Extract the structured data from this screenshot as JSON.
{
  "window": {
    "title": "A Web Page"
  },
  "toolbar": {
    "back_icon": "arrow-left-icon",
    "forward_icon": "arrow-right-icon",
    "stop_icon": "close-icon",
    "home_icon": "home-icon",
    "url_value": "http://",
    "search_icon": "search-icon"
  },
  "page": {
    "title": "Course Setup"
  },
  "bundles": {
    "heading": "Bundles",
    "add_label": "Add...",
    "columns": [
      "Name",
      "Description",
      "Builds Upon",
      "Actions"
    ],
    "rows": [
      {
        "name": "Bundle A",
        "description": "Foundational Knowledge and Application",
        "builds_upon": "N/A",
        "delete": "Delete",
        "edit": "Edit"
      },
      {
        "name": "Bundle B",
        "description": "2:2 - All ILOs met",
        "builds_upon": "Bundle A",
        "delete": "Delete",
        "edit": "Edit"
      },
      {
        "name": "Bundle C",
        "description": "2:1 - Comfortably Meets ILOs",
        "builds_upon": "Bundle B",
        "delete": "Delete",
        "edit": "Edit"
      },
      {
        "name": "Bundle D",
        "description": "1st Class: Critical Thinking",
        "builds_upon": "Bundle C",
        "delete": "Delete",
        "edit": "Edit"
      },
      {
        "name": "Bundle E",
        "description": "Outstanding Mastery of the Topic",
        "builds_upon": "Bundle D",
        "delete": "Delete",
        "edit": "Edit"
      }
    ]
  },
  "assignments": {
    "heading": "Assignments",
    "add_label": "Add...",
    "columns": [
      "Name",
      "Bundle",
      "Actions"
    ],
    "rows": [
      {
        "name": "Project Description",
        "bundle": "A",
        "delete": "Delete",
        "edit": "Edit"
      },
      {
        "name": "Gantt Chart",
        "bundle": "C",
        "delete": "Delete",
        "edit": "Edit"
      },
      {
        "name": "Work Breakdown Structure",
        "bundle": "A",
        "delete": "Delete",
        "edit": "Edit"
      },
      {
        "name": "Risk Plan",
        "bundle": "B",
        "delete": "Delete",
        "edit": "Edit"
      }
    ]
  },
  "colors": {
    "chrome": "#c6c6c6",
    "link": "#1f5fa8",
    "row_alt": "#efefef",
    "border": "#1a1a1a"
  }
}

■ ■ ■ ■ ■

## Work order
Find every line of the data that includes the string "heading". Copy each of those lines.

## Exercise response
    "heading": "Bundles",
    "heading": "Assignments",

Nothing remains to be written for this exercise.